Vincent was there every morning. A Yale graduate, he was tall and lanky, with round frames mounted on his nose. His hair was straight and black, and fell around his head in a nineties-style mushroom. Vincent, or Vin as I grew to call him, was always one of the first to arrive and one of the last to leave. He used most of his free time to volunteer. The way I saw it, the kid had no life, yet I wondered where he drew his dedication. I wondered why he did it. The more I thought about it, the more it dawned on me: he had no life not because he spent all his extra time at work or volunteering, but rather he did all that because he had no life. His family lived in California, while he joined the company here on the East coast just last year, coming straight from his dorm room in Yale. So with barely any real acquaintances, Vin found solitude in his work, and preferred spending his free time in the arms of society, rather than confinement of his 4 walls. While Vin was genuinely a nice guy, he was too wired and too nosy, and wanted to have his hand in every project and a word in every conversation. He sometimes spoke so fast and loud that his voice radiated around the entire room, bounced off a few walls, gathered in a hurricane-like circle in the middle and exploded outward, leaving everyone cringing in its path. And for these qualities, he was despised around the office, laughed at as the company nerd; the annoying geek that’s always in your way.
Vincent wasn’t the only one to dedicate his time to something that didn’t love him back. We were all there. While the ownership hired people with the notion of launching a career, many realized quickly that this wasn’t the place to create one. They wanted to do their jobs and go home with a paycheck, and when the opportunity came they jumped ship as if it were on fire.
Project assignments often came around with unreasonable deadlines and the quiet whispers and stares around the office hid backlash against the management. Everyone complained…everyone. It all came out outside. The moment they set foot outside, it was as if the sunlight injected them with renewed energy, a wanting for real communication and interaction with the world. But their faces spoke for them. You didn’t need to hear what they were saying, it was obvious. It wasn’t just this project, or this deadline. It was everything: the place, the bosses, the clients, the lack of real titles or real progress. They all even hated each other, though most were careful not to admit it.
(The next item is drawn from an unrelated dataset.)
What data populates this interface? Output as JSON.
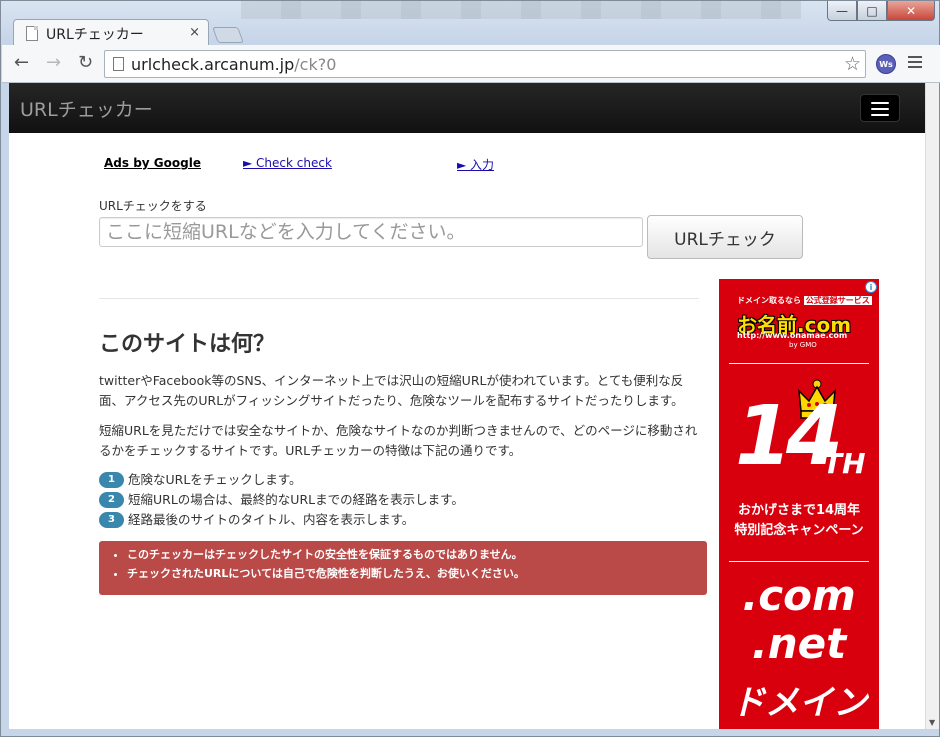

I tried to remain neutral. If I was to be in control around here, I needed to be on good terms with everyone. Put the company’s interests first. I guess, they weren’t the only ones who could put on a good smoke and mirrors routine. I guess I wasn’t really faking anything, at least not any more than anyone else around here. I may not be an old man, but I’ve lived enough to learn a few things about myself. I’m outspoken, intuitive, and quite arrogant. I’m that guy on the road driving faster than everyone else just because the people in front of me piss me off. I’m vengeful and unforgiving, but I’m fair. And if you love me, I’ll love you back. Cross me, and you’ve made an enemy for life.